Posted inOpinion

Can the design of your home affect your well-being?

Gaurav Aidasani, founder and managing director, Union Square House Real Estate shares secrets to designing spaces that will nourish your soul, foster emotional well-being, and elevate your everyday experiences

Can the design of your home affect your well-being?

Have you ever walked into a room and felt an immediate sense of calm, or conversely, a wave of anxiety? Our surroundings have a profound impact on our mental and emotional well-being. This is especially true for the spaces we spend the most time in—our homes and workplaces.

A growing body of research has established a clear connection between substandard housing conditions—such as overcrowding, dampness, and inadequate facilities—and a rise in mental health issues like anxiety, depression, stress, insomnia, and panic attacks.

The power of design

The psychology of space explores how architectural and interior design choices influence our thoughts, feelings, and approaches. A U.S. Green Building Council survey suggests that employees in LEED-certified buildings experience greater happiness, health, and productivity compared to those in traditional or non-certified workspaces. The concept of space extends beyond aesthetics; it’s also about creating environments that support our mental and emotional health.

Science-backed design principles

Several key design principles can contribute to the positive psychological impact of a certain space:

  • Biophilic design: Humans have an innate connection to nature. Biophilic design incorporates natural elements like light, plants, and natural materials into built environments. Studies show biophilic design can reduce stress, improve cognitive function, and boost mood. Research from the University of Exeter suggests a potential 15% boost in employee productivity with the addition of office plants, while a ‘Human Spaces’ report indicates biophilic design can enhance productivity by 6% and creativity by up to 15%.
  • Colour psychology: Colours have a well-documented effect on our emotions. For example, cool blues and greens promote feelings of calmness, while warm yellows and oranges can boost energy and creativity. Research from the Retail Design Institute highlights the psychological impact of colour in retail spaces. Warm colours like red and orange can stimulate the appetite and encourage shoppers to buy on impulse, while cooler colours like blue and green promote feelings of calmness and are well-suited for relaxation areas.
  • Spatial ergonomics: Optimising space for functionality and comfort is crucial. A well-designed space minimises clutter and allows for easy movement, reducing stress and promoting productivity.
  • The calming influence of water: Water has long been associated with tranquillity and rejuvenation, offering a natural escape from the overstimulation of modern life. Scientific studies suggest that the presence of water can induce a meditative state, lower blood pressure, and reduce stress hormone levels. This phenomenon, known as the ‘blue mind’, highlights the brain’s positive response to water. Incorporating water features, such as serene lagoons, flowing fountains, or indoor aquariums, into architectural and interior design can significantly enhance the tranquillity and overall well-being of a space. The sight and sound of water provide a sensory experience that promotes relaxation, mental clarity, and a sense of peace, making any environment more inviting and soothing.

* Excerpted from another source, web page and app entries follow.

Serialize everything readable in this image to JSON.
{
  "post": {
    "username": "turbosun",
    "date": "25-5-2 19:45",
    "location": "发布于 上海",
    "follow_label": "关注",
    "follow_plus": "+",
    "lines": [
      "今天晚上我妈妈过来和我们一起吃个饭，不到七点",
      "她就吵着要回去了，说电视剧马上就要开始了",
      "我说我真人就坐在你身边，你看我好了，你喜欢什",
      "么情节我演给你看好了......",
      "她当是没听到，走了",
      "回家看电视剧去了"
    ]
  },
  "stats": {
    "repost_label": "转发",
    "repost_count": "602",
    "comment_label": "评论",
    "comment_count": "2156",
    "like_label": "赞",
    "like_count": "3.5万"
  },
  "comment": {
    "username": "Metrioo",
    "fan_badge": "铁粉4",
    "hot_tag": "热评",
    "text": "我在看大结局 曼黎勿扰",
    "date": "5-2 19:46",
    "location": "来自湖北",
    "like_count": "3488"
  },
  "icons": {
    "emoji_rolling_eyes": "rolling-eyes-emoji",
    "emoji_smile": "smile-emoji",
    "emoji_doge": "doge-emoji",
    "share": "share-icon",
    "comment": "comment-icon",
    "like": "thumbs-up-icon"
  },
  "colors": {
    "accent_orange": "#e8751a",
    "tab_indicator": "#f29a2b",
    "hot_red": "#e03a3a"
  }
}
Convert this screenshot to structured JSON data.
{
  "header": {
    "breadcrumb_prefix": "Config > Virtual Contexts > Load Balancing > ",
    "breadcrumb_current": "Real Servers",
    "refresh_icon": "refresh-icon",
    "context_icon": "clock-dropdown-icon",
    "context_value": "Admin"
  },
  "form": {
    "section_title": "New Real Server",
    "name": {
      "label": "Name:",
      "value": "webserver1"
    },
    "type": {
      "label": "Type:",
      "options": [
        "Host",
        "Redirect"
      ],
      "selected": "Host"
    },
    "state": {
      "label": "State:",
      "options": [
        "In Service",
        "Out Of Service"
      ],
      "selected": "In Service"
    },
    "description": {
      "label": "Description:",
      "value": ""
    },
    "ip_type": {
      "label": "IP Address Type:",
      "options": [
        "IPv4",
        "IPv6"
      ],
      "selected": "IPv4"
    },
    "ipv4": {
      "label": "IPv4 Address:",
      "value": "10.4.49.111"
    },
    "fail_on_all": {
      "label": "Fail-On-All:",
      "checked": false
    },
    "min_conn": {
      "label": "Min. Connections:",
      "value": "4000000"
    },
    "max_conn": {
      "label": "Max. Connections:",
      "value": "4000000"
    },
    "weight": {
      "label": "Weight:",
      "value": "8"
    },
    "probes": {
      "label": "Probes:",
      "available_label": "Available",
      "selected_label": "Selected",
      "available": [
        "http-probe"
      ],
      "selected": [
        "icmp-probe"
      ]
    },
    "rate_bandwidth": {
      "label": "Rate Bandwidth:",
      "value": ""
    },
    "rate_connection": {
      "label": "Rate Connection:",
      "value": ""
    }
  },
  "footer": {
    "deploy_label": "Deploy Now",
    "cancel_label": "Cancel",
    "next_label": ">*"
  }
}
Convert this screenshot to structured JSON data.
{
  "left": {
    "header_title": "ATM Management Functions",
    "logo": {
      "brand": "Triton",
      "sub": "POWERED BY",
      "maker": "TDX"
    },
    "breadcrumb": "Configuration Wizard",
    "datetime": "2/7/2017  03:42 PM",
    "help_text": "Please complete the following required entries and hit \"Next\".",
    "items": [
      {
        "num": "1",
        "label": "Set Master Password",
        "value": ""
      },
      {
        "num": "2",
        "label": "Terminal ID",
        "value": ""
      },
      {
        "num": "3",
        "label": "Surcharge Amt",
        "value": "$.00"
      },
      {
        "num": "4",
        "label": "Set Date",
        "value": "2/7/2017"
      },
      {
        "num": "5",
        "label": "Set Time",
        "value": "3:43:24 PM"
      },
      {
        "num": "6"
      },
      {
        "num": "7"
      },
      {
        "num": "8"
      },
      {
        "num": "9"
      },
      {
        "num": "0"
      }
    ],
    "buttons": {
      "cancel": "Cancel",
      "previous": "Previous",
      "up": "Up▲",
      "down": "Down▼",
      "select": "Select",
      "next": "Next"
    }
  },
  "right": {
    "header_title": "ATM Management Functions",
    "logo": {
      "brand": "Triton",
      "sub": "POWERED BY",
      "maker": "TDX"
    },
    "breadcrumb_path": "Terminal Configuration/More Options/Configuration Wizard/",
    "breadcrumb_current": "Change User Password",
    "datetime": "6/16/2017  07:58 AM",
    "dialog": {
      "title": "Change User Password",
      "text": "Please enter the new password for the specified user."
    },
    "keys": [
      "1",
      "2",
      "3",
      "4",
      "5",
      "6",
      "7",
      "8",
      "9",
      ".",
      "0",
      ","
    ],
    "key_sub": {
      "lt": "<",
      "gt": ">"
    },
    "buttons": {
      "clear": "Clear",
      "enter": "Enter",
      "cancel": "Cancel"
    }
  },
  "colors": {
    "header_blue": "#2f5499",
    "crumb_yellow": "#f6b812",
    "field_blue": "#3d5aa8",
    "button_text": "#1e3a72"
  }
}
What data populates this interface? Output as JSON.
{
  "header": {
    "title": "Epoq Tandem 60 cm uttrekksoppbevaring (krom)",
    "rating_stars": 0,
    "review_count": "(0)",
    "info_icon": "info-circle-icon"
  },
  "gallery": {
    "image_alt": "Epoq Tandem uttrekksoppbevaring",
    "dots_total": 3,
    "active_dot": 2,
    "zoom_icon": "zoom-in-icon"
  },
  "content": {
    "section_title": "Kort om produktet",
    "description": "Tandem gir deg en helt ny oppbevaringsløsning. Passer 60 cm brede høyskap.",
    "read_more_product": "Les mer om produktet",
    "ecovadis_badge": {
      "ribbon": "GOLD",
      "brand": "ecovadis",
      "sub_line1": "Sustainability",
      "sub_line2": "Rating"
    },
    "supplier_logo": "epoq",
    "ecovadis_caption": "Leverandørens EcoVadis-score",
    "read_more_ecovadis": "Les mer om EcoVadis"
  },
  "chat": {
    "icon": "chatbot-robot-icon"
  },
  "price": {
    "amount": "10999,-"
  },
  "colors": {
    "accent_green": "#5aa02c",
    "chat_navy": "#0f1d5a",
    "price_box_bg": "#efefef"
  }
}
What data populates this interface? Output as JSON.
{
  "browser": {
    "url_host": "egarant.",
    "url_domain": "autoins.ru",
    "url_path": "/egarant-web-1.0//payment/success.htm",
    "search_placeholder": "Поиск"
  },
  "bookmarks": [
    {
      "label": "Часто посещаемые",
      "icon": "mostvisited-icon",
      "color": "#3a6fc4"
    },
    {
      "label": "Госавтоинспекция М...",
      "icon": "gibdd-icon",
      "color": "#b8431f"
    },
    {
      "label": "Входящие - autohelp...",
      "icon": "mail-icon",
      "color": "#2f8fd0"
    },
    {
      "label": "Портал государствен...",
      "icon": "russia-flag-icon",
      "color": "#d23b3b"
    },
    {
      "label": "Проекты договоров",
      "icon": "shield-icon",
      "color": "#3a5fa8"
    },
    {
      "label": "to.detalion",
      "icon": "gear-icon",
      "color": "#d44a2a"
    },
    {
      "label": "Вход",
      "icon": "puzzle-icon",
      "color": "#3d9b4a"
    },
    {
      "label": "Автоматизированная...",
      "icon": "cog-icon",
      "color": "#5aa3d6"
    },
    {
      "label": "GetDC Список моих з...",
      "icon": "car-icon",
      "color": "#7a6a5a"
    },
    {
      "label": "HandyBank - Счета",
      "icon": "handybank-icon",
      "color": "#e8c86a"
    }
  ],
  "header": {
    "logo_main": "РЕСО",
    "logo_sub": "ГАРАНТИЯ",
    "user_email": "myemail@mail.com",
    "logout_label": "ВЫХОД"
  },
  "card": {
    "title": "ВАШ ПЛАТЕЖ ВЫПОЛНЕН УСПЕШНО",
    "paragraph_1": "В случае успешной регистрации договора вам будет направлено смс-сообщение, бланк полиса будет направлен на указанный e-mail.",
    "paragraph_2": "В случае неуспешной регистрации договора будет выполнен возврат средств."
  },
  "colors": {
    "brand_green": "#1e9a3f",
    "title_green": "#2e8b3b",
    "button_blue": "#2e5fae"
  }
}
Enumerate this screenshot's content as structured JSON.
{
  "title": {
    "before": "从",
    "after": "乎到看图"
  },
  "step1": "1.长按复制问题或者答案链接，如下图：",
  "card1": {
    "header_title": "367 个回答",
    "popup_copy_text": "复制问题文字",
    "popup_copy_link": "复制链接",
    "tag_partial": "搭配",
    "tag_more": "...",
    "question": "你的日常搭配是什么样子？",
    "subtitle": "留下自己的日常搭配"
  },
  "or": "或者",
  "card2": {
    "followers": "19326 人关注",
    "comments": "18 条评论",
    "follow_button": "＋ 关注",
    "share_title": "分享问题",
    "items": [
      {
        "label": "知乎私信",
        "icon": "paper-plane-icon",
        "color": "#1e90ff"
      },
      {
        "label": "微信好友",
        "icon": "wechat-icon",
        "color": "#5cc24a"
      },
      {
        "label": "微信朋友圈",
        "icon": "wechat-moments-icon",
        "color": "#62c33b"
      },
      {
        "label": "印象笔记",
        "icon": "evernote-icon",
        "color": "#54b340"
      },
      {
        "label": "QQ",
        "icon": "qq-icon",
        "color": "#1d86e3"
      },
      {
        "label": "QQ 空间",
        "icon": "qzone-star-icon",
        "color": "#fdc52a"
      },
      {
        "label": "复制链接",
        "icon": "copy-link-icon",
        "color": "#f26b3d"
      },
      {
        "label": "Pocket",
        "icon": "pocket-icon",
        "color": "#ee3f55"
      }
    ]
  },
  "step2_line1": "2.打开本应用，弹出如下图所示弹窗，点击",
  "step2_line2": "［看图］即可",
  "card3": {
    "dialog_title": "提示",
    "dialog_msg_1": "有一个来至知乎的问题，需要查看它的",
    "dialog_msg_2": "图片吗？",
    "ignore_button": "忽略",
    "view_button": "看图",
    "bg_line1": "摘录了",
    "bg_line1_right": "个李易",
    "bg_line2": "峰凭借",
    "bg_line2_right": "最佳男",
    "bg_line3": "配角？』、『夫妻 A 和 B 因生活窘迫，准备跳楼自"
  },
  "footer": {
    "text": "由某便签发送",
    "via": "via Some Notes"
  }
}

How can these principles be applied to real estate?

  • Residential retreats: Imagine a home filled with natural light, calming blue and green accents, and a well-designed layout that maximises usable space. This biophilic and ergonomically designed haven can be a refuge from the outside world, promoting relaxation and well-being.
  • Commercial calm: In the workplace, open floor plans can foster collaboration, while strategic use of colours like green or blue can enhance focus and reduce stress. Additionally, incorporating designated relaxation areas can provide opportunities for employees to unwind and recharge.

Personalisation is key

While these principles provide a solid foundation, it’s important to remember that design choices should be tailored to individual preferences and needs. For example, someone who works from home might prioritise a dedicated workspace with ample storage, while a family might value open areas for shared activities.

Investing in well-being

Designing for well-being isn’t just about creating a pleasant environment; it’s a long-term investment. Studies have shown that well-designed homes can command higher rents and sale prices. Let’s not forget that happy and healthy employees are more productive and have lower absenteeism rates.

Empowering informed decisions

Understanding the psychology of space empowers real estate professionals and clients to make informed decisions. When we design with well-being in mind, we go beyond aesthetics to create spaces that nurture our mental and emotional health.